About this exercise:
Each line of the data that includes the string "heading" is to be copied out.

Entries provided:
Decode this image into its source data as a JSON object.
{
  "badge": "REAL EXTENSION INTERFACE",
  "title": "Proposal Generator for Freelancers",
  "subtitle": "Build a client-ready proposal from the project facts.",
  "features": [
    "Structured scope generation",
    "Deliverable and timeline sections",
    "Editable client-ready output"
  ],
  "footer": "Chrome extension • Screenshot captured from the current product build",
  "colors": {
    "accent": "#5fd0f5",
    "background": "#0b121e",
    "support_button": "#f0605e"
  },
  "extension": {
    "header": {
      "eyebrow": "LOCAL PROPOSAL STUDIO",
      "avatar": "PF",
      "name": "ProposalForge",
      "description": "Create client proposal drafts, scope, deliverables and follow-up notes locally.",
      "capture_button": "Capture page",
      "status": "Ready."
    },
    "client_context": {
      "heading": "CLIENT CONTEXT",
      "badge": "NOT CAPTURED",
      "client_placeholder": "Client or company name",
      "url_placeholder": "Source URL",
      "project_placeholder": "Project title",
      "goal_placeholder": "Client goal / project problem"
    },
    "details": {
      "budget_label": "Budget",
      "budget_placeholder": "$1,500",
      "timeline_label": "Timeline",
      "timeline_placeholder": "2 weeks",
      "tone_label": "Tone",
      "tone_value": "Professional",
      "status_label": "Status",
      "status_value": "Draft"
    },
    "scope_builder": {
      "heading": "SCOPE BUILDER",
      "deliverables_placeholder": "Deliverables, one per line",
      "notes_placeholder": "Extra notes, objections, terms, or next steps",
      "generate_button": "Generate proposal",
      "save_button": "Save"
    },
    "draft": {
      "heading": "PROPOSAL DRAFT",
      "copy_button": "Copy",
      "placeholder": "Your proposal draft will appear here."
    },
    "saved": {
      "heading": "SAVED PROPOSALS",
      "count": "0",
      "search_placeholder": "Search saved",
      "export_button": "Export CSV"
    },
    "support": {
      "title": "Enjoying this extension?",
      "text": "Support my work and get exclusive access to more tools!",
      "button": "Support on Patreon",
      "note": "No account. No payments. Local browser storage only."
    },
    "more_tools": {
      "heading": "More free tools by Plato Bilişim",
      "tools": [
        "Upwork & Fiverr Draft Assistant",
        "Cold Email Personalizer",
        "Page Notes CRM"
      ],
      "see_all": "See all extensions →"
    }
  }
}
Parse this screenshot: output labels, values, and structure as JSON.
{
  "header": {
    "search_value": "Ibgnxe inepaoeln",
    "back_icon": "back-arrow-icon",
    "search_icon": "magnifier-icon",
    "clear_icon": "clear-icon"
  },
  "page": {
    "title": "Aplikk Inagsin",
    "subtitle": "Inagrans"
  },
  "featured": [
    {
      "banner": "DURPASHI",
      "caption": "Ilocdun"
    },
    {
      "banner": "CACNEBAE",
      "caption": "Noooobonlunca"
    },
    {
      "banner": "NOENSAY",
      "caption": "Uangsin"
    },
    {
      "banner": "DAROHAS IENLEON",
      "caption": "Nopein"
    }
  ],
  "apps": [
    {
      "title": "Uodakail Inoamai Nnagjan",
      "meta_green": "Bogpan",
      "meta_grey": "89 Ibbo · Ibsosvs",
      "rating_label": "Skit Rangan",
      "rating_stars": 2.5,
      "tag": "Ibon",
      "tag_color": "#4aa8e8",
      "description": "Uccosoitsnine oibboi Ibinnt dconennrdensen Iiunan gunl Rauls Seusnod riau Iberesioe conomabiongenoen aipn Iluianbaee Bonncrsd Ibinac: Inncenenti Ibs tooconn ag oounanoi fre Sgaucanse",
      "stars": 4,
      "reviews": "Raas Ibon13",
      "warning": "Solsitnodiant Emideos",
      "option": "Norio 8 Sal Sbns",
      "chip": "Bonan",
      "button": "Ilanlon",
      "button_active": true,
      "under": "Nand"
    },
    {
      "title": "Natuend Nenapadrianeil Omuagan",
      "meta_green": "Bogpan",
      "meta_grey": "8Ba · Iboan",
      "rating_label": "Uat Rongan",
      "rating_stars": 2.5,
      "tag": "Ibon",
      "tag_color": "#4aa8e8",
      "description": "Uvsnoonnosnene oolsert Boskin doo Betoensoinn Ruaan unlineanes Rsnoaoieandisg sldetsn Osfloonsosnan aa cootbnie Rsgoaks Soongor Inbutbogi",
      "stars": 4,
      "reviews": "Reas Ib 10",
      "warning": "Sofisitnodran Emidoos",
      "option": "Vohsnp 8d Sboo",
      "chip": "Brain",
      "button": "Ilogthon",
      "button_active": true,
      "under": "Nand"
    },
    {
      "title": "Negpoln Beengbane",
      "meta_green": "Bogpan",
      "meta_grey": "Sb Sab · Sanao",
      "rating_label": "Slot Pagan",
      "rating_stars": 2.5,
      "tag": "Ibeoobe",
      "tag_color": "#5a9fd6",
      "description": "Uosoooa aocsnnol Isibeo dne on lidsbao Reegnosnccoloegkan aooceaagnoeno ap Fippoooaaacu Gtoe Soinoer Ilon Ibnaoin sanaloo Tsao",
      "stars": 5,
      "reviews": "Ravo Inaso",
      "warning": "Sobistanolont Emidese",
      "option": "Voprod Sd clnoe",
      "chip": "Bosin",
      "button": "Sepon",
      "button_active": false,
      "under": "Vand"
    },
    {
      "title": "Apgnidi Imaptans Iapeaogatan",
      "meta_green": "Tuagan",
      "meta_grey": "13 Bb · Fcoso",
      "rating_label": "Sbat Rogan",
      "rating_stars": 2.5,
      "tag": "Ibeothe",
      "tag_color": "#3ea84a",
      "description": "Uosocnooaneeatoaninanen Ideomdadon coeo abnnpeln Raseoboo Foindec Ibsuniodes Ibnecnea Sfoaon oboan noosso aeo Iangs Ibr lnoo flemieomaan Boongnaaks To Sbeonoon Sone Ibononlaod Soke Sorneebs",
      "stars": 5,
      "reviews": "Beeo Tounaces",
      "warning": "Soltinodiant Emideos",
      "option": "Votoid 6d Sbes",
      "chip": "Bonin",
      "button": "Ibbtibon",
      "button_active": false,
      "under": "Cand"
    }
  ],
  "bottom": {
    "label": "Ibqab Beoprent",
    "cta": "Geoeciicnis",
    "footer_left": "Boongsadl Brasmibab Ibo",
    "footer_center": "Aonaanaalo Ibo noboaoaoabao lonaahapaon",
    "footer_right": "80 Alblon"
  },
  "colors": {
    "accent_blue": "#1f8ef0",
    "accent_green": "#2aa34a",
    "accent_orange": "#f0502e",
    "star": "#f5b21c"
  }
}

Solution for this exercise:
      "heading": "CLIENT CONTEXT",
      "heading": "SCOPE BUILDER",
      "heading": "PROPOSAL DRAFT",
      "heading": "SAVED PROPOSALS",
      "heading": "More free tools by Plato Bilişim",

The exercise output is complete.